# PROBLEM TO WORK ON:
Look for the word "JSON" in the data below, and copy every line that holds it.

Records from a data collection
....

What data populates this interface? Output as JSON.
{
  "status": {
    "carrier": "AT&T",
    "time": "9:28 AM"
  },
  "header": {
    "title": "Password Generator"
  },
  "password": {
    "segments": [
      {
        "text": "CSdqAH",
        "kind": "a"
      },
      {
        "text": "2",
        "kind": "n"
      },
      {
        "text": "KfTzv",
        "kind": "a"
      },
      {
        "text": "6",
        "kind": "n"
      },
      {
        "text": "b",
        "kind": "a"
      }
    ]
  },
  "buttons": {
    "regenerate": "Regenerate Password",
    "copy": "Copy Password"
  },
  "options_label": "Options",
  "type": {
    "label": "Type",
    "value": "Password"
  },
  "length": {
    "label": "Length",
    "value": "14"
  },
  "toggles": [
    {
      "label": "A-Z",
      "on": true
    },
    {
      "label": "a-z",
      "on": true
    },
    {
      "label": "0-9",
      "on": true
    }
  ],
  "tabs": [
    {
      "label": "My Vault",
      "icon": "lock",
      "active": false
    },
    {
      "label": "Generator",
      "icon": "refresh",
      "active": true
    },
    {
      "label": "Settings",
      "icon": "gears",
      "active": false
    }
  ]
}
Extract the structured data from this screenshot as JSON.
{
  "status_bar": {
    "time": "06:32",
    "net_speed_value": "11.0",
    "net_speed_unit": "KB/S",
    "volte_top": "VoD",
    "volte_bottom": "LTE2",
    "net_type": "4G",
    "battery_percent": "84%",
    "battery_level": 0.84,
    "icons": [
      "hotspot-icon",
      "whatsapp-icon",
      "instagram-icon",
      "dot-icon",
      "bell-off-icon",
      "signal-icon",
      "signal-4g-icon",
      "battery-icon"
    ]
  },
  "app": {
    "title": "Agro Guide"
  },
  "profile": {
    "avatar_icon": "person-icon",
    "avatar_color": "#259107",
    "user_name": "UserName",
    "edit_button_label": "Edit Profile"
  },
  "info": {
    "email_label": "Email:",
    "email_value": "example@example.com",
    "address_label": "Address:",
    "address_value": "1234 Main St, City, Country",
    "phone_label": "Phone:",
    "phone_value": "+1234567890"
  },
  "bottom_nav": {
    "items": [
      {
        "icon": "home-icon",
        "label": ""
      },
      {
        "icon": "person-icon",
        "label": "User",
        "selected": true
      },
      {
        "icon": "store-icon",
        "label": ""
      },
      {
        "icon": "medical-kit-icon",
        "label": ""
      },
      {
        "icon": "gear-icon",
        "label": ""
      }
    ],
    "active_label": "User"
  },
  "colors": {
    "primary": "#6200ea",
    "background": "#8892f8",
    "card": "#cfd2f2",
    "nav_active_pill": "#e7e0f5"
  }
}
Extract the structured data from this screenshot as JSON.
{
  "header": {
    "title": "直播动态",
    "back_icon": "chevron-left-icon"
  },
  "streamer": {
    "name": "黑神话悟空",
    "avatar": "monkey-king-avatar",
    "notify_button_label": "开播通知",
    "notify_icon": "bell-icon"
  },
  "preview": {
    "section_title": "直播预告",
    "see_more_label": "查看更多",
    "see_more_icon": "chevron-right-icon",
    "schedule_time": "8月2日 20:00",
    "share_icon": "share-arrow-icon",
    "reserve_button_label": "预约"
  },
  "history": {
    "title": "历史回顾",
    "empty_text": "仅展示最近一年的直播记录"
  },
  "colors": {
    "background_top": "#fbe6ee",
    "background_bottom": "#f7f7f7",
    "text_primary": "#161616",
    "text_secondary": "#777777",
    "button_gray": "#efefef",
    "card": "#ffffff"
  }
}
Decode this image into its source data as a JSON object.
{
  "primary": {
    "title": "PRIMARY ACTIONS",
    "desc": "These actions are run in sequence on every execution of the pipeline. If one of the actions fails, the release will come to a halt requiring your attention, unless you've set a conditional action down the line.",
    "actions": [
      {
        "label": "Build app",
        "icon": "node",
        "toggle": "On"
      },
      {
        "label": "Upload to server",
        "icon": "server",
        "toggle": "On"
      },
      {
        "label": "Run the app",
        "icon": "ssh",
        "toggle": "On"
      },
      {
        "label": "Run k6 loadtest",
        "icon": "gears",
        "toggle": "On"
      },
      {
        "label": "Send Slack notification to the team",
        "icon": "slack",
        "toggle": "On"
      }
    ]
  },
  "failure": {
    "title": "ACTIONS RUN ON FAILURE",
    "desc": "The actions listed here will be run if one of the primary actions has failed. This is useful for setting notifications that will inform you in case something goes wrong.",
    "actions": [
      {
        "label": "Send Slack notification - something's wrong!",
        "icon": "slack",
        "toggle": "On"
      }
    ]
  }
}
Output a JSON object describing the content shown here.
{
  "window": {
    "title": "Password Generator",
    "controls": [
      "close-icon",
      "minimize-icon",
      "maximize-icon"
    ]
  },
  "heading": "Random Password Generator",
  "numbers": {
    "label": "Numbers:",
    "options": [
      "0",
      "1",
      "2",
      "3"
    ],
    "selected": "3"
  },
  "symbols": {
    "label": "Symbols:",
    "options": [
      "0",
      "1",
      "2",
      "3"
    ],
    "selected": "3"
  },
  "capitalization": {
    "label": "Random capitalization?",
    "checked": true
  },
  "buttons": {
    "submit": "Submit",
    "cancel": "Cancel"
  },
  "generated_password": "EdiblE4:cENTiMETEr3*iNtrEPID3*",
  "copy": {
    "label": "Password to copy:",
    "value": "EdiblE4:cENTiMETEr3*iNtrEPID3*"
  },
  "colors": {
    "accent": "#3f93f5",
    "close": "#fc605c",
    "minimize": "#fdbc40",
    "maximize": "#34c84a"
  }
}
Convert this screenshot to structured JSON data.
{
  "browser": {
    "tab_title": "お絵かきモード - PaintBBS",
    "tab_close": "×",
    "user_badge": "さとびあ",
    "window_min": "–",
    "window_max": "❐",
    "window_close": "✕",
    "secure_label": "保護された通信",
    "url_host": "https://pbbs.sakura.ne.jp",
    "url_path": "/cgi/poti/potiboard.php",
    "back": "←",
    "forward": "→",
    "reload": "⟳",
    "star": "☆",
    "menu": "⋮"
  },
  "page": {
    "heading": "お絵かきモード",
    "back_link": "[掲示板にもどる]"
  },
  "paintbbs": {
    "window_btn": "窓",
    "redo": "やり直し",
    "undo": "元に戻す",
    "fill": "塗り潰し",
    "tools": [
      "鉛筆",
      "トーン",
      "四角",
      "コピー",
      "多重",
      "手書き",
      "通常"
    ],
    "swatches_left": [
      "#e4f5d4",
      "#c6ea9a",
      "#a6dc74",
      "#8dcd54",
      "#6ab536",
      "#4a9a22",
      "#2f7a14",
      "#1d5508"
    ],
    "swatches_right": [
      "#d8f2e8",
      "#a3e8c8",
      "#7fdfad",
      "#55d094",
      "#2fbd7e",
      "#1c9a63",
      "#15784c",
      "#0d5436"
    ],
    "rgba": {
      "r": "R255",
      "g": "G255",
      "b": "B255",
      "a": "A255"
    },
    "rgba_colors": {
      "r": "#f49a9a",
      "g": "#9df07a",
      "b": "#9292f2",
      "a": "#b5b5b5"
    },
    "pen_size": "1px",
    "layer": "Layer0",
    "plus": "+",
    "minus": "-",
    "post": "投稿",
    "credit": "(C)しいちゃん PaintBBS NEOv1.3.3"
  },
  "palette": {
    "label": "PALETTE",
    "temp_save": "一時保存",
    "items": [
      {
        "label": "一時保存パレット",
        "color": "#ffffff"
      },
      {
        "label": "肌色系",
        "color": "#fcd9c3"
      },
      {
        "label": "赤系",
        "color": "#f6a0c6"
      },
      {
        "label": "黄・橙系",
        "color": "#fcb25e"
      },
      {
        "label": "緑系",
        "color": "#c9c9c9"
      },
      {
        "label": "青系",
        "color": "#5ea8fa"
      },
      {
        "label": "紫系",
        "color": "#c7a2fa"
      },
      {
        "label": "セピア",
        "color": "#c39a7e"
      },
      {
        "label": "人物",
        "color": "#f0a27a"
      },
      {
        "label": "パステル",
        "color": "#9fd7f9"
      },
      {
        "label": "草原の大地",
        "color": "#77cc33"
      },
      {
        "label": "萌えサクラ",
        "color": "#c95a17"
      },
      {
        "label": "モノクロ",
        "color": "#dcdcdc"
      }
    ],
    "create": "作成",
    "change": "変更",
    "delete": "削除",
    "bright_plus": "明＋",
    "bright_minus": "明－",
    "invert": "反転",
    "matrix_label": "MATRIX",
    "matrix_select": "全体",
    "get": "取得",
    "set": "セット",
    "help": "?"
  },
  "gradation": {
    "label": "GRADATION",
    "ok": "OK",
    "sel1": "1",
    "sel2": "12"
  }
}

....

# ANSWER FOR THE TASK:
What data populates this interface? Output as JSON.
Extract the structured data from this screenshot as JSON.
Extract the structured data from this screenshot as JSON.
Decode this image into its source data as a JSON object.
Output a JSON object describing the content shown here.
Convert this screenshot to structured JSON data.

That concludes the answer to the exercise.